#### Description of the task:
Please state how many lines in the records contain the string "JSON", with no words besides the number.

#### Dataset extract:
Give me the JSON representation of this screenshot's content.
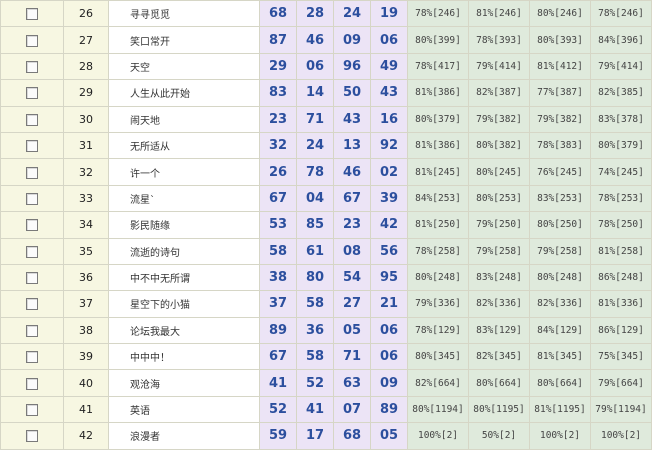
{
  "rows": [
    {
      "num": "26",
      "name": "寻寻觅觅",
      "codes": [
        "68",
        "28",
        "24",
        "19"
      ],
      "stats": [
        "78%[246]",
        "81%[246]",
        "80%[246]",
        "78%[246]"
      ]
    },
    {
      "num": "27",
      "name": "笑口常开",
      "codes": [
        "87",
        "46",
        "09",
        "06"
      ],
      "stats": [
        "80%[399]",
        "78%[393]",
        "80%[393]",
        "84%[396]"
      ]
    },
    {
      "num": "28",
      "name": "天空",
      "codes": [
        "29",
        "06",
        "96",
        "49"
      ],
      "stats": [
        "78%[417]",
        "79%[414]",
        "81%[412]",
        "79%[414]"
      ]
    },
    {
      "num": "29",
      "name": "人生从此开始",
      "codes": [
        "83",
        "14",
        "50",
        "43"
      ],
      "stats": [
        "81%[386]",
        "82%[387]",
        "77%[387]",
        "82%[385]"
      ]
    },
    {
      "num": "30",
      "name": "闹天地",
      "codes": [
        "23",
        "71",
        "43",
        "16"
      ],
      "stats": [
        "80%[379]",
        "79%[382]",
        "79%[382]",
        "83%[378]"
      ]
    },
    {
      "num": "31",
      "name": "无所适从",
      "codes": [
        "32",
        "24",
        "13",
        "92"
      ],
      "stats": [
        "81%[386]",
        "80%[382]",
        "78%[383]",
        "80%[379]"
      ]
    },
    {
      "num": "32",
      "name": "许一个",
      "codes": [
        "26",
        "78",
        "46",
        "02"
      ],
      "stats": [
        "81%[245]",
        "80%[245]",
        "76%[245]",
        "74%[245]"
      ]
    },
    {
      "num": "33",
      "name": "流星`",
      "codes": [
        "67",
        "04",
        "67",
        "39"
      ],
      "stats": [
        "84%[253]",
        "80%[253]",
        "83%[253]",
        "78%[253]"
      ]
    },
    {
      "num": "34",
      "name": "影民随缘",
      "codes": [
        "53",
        "85",
        "23",
        "42"
      ],
      "stats": [
        "81%[250]",
        "79%[250]",
        "80%[250]",
        "78%[250]"
      ]
    },
    {
      "num": "35",
      "name": "流逝的诗句",
      "codes": [
        "58",
        "61",
        "08",
        "56"
      ],
      "stats": [
        "78%[258]",
        "79%[258]",
        "79%[258]",
        "81%[258]"
      ]
    },
    {
      "num": "36",
      "name": "中不中无所谓",
      "codes": [
        "38",
        "80",
        "54",
        "95"
      ],
      "stats": [
        "80%[248]",
        "83%[248]",
        "80%[248]",
        "86%[248]"
      ]
    },
    {
      "num": "37",
      "name": "星空下的小猫",
      "codes": [
        "37",
        "58",
        "27",
        "21"
      ],
      "stats": [
        "79%[336]",
        "82%[336]",
        "82%[336]",
        "81%[336]"
      ]
    },
    {
      "num": "38",
      "name": "论坛我最大",
      "codes": [
        "89",
        "36",
        "05",
        "06"
      ],
      "stats": [
        "78%[129]",
        "83%[129]",
        "84%[129]",
        "86%[129]"
      ]
    },
    {
      "num": "39",
      "name": "中中中！",
      "codes": [
        "67",
        "58",
        "71",
        "06"
      ],
      "stats": [
        "80%[345]",
        "82%[345]",
        "81%[345]",
        "75%[345]"
      ]
    },
    {
      "num": "40",
      "name": "观沧海",
      "codes": [
        "41",
        "52",
        "63",
        "09"
      ],
      "stats": [
        "82%[664]",
        "80%[664]",
        "80%[664]",
        "79%[664]"
      ]
    },
    {
      "num": "41",
      "name": "英语",
      "codes": [
        "52",
        "41",
        "07",
        "89"
      ],
      "stats": [
        "80%[1194]",
        "80%[1195]",
        "81%[1195]",
        "79%[1194]"
      ]
    },
    {
      "num": "42",
      "name": "浪漫者",
      "codes": [
        "59",
        "17",
        "68",
        "05"
      ],
      "stats": [
        "100%[2]",
        "50%[2]",
        "100%[2]",
        "100%[2]"
      ]
    }
  ]
}
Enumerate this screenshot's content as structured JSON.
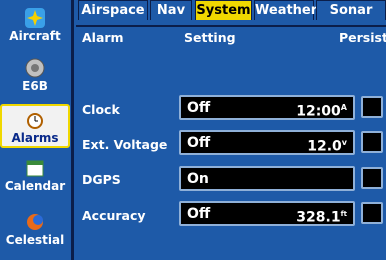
{
  "sidebar": {
    "items": [
      {
        "label": "Aircraft",
        "icon": "aircraft-icon"
      },
      {
        "label": "E6B",
        "icon": "e6b-icon"
      },
      {
        "label": "Alarms",
        "icon": "alarm-clock-icon",
        "active": true
      },
      {
        "label": "Calendar",
        "icon": "calendar-icon"
      },
      {
        "label": "Celestial",
        "icon": "celestial-icon"
      }
    ]
  },
  "tabs": [
    "Airspace",
    "Nav",
    "System",
    "Weather",
    "Sonar"
  ],
  "active_tab": "System",
  "columns": {
    "alarm": "Alarm",
    "setting": "Setting",
    "persist": "Persist"
  },
  "rows": [
    {
      "label": "Clock",
      "setting": "Off",
      "value": "12:00",
      "unit": "A"
    },
    {
      "label": "Ext. Voltage",
      "setting": "Off",
      "value": "12.0",
      "unit": "v"
    },
    {
      "label": "DGPS",
      "setting": "On",
      "value": "",
      "unit": ""
    },
    {
      "label": "Accuracy",
      "setting": "Off",
      "value": "328.1",
      "unit": "ft"
    }
  ],
  "colors": {
    "background": "#1e5aa8",
    "active_tab": "#f0d800",
    "field": "#000000"
  }
}
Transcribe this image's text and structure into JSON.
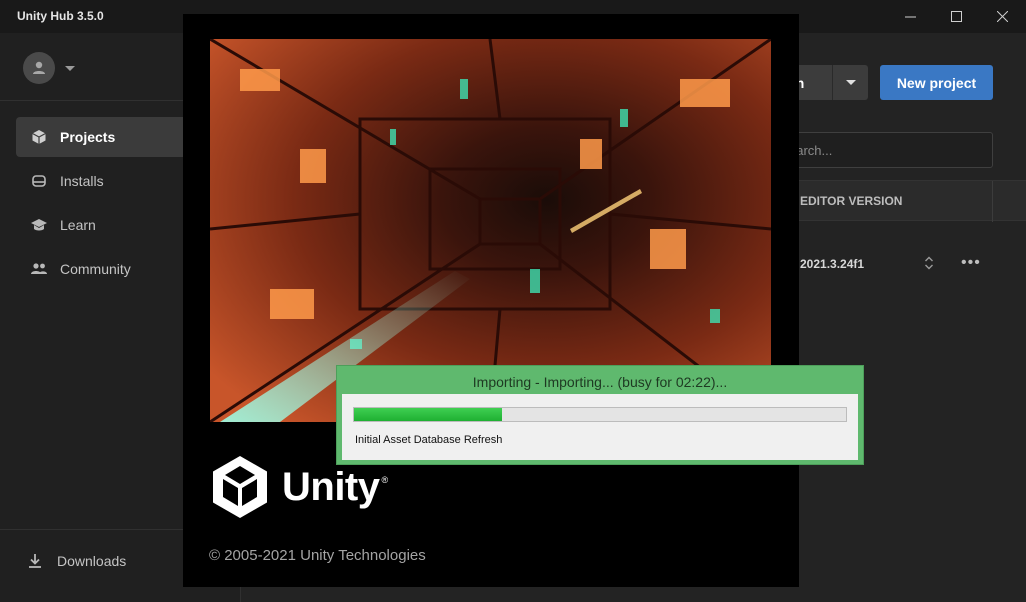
{
  "window": {
    "title": "Unity Hub 3.5.0",
    "controls": [
      "minimize-icon",
      "maximize-icon",
      "close-icon"
    ]
  },
  "sidebar": {
    "items": [
      {
        "label": "Projects",
        "icon": "cube-icon",
        "active": true
      },
      {
        "label": "Installs",
        "icon": "install-icon",
        "active": false
      },
      {
        "label": "Learn",
        "icon": "graduation-cap-icon",
        "active": false
      },
      {
        "label": "Community",
        "icon": "people-icon",
        "active": false
      }
    ],
    "downloads_label": "Downloads"
  },
  "toolbar": {
    "open_label_partial": "en",
    "new_project_label": "New project"
  },
  "search": {
    "placeholder_partial": "earch..."
  },
  "table": {
    "editor_version_header": "EDITOR VERSION",
    "rows": [
      {
        "editor_version": "2021.3.24f1",
        "more": "•••"
      }
    ]
  },
  "splash": {
    "logo_text": "Unity",
    "logo_mark": "®",
    "copyright": "© 2005-2021 Unity Technologies"
  },
  "progress": {
    "title": "Importing - Importing... (busy for 02:22)...",
    "status": "Initial Asset Database Refresh",
    "fraction": 0.3
  },
  "colors": {
    "accent": "#3a78c4",
    "progress_frame": "#5fb96e",
    "progress_fill": "#1fb032"
  }
}
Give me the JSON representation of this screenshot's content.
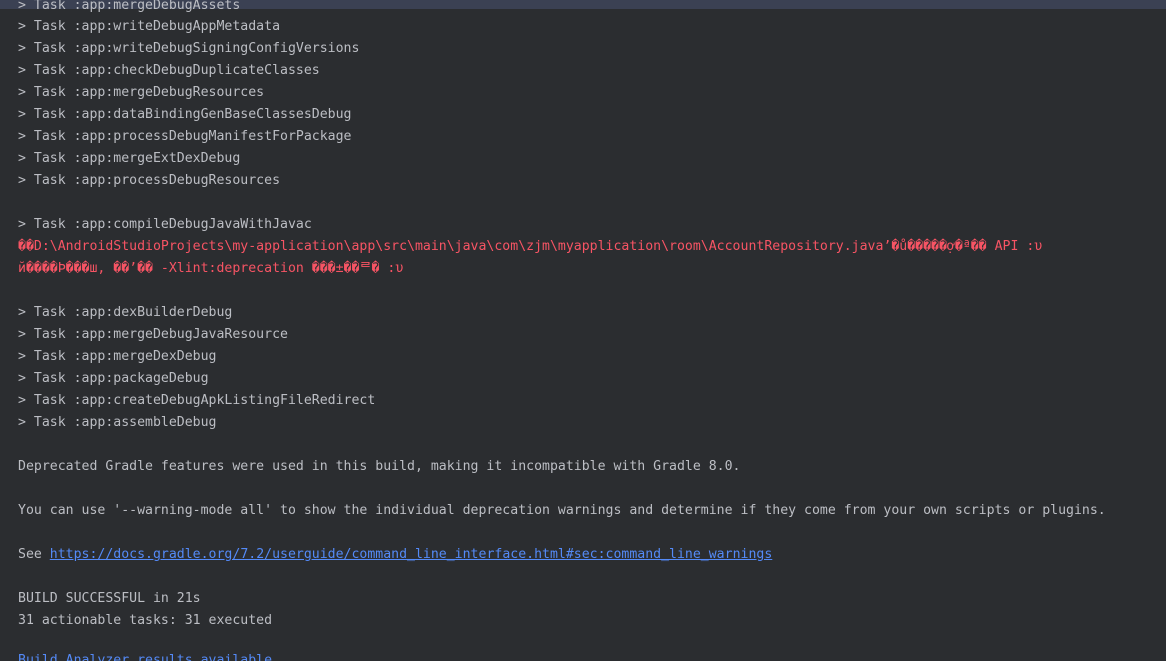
{
  "header_line": "> Task :app:mergeDebugAssets",
  "tasks_first": [
    "> Task :app:writeDebugAppMetadata",
    "> Task :app:writeDebugSigningConfigVersions",
    "> Task :app:checkDebugDuplicateClasses",
    "> Task :app:mergeDebugResources",
    "> Task :app:dataBindingGenBaseClassesDebug",
    "> Task :app:processDebugManifestForPackage",
    "> Task :app:mergeExtDexDebug",
    "> Task :app:processDebugResources"
  ],
  "compile_task": "> Task :app:compileDebugJavaWithJavac",
  "error_lines": [
    "��D:\\AndroidStudioProjects\\my-application\\app\\src\\main\\java\\com\\zjm\\myapplication\\room\\AccountRepository.java’�ů�����ợ�ª�� API :υ",
    "й����Þ���ш, ��’�� -Xlint:deprecation ���±��ᄅ� :υ"
  ],
  "tasks_second": [
    "> Task :app:dexBuilderDebug",
    "> Task :app:mergeDebugJavaResource",
    "> Task :app:mergeDexDebug",
    "> Task :app:packageDebug",
    "> Task :app:createDebugApkListingFileRedirect",
    "> Task :app:assembleDebug"
  ],
  "deprecated_msg": "Deprecated Gradle features were used in this build, making it incompatible with Gradle 8.0.",
  "warning_mode_msg": "You can use '--warning-mode all' to show the individual deprecation warnings and determine if they come from your own scripts or plugins.",
  "see_label": "See ",
  "docs_link": "https://docs.gradle.org/7.2/userguide/command_line_interface.html#sec:command_line_warnings",
  "build_result": "BUILD SUCCESSFUL in 21s",
  "tasks_summary": "31 actionable tasks: 31 executed",
  "partial_bottom": "Build Analyzer results available",
  "colors": {
    "background": "#2b2d30",
    "text": "#bcbec4",
    "error": "#f75464",
    "link": "#548af7"
  }
}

#### Exercise solution:
4